she works for the prison maintenance department doing everything from mowing lawns to painting furniture. but her passion lies elsewhere. >> you can't really write some of the things that we experience in these prisons. you can't script them. because here you have a person that's been convicted of a double murder but what she does as part of her time and part of her therapy is she puts on puppet shows for children. children's theater. >> translator: these puppet shows are for the children, here in the area, in the kindergartens. we go to the schools so we can make someone happy with them. >> comparing svetla as a female prison to american prisons, there was a different vibe there, i have to say. i would attribute that to the warden. she was pretty focused on reintegrating these women back into society and she had different means of doing that.

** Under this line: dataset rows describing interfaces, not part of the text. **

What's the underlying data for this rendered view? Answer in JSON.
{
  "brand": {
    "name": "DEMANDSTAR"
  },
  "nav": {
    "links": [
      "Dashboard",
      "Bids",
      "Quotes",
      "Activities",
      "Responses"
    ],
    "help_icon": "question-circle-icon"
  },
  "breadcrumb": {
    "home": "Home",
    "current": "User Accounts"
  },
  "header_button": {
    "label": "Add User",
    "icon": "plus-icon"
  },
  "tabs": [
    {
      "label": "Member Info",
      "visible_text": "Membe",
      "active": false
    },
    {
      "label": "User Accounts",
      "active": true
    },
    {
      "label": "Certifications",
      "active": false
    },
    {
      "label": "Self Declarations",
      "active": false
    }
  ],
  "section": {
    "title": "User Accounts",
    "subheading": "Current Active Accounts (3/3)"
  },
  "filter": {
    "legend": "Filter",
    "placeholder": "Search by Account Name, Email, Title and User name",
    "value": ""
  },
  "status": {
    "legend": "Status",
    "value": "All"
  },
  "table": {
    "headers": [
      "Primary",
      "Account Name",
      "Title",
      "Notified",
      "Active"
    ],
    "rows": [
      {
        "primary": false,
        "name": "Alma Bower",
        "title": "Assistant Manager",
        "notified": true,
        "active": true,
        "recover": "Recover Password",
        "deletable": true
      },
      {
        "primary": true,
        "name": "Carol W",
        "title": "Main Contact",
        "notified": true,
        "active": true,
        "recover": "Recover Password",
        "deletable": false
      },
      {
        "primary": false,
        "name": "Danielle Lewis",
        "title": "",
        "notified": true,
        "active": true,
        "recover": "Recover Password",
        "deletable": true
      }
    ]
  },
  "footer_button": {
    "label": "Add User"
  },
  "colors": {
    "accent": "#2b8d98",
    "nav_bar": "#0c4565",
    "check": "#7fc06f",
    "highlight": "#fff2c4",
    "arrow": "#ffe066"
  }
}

>> in fact, the prison director recited a long list of rehabilitative programs. more than we have ever encountered at any prison ever profiled on "lockup." >> translator: we have a family school right inside the prison. they learn the basics of home making, how to cook, there is gardening, exercise, music programs. >> but arguably the most innovative program of all is the establishment of a mother/child living unit. this special unit allows inmates with clean behavior records to live full-time with their babies between 1 and 3 years old. it holds up to 15 mothers and 20 children and is the only one of its kind in the czech republic. >> translator: i have a daughter here, because i have no one on the outside to take care of her. i think the best thing for vanessa is to be with her mommy. >> nella is serving two years for armed robbery and related drug offenses.

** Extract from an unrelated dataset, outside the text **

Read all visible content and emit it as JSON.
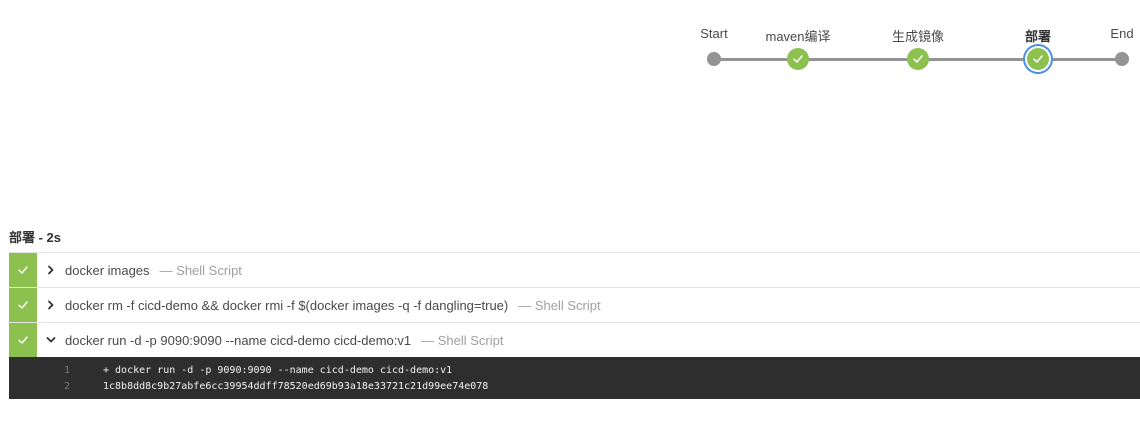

she was pregnant at the time of her conviction. but was allowed to delay incarceration until her daughter vanessa was a year old. six weeks later, vanessa was allowed to join her. >> i just couldn't make it without my girl. it's my first baby. i'm just so attached to her and i think it's better to raise the child here. >> women have their own rooms. a large room all decorated for a child. wearing nonprison issued clothes. it's a communal atmosphere. i think it was nella's time to cook for everybody. some of the other kids were drifting in and were all participating. so for a brief moment, it did feel like you're outside of a prison. you're just in this lovely little environment with happy moms and babies. >> but there is also a down side. >> translator: i have a beautiful, healthy daughter, and i can't give her what i would give her outside, you know, outings, walks, and so on. it's sad in here.
well, one day i'll probably have to tell her so she won't find out about it from someone else. i don't want her to have to suffer for it. >> overall, i think, shooting in eastern europe, the one common theme was rehabilitation. they seemed, the staff, the people that we talked to, seemed to really, really focus on rehabilitation of the inmates. and i think in some cases, when we visit the prisons in the united states, some of that might be lost in just the sheer numbers that are being housed and the amount of resources that they have to put in other places. in eastern europe, it really felt like they were still focusing on the rehabilitation aspect of the prison system
tonight on "lockup: world tour" -- >> i slashed people. >> -- we meet a killer with a sadistic streak. >> what do you do with fires? >> and the interview takes a startling turn. violence erupts inside a maximum security prison in belgium. >> he's a crazy man, a murderer, but i'm not scared, you know?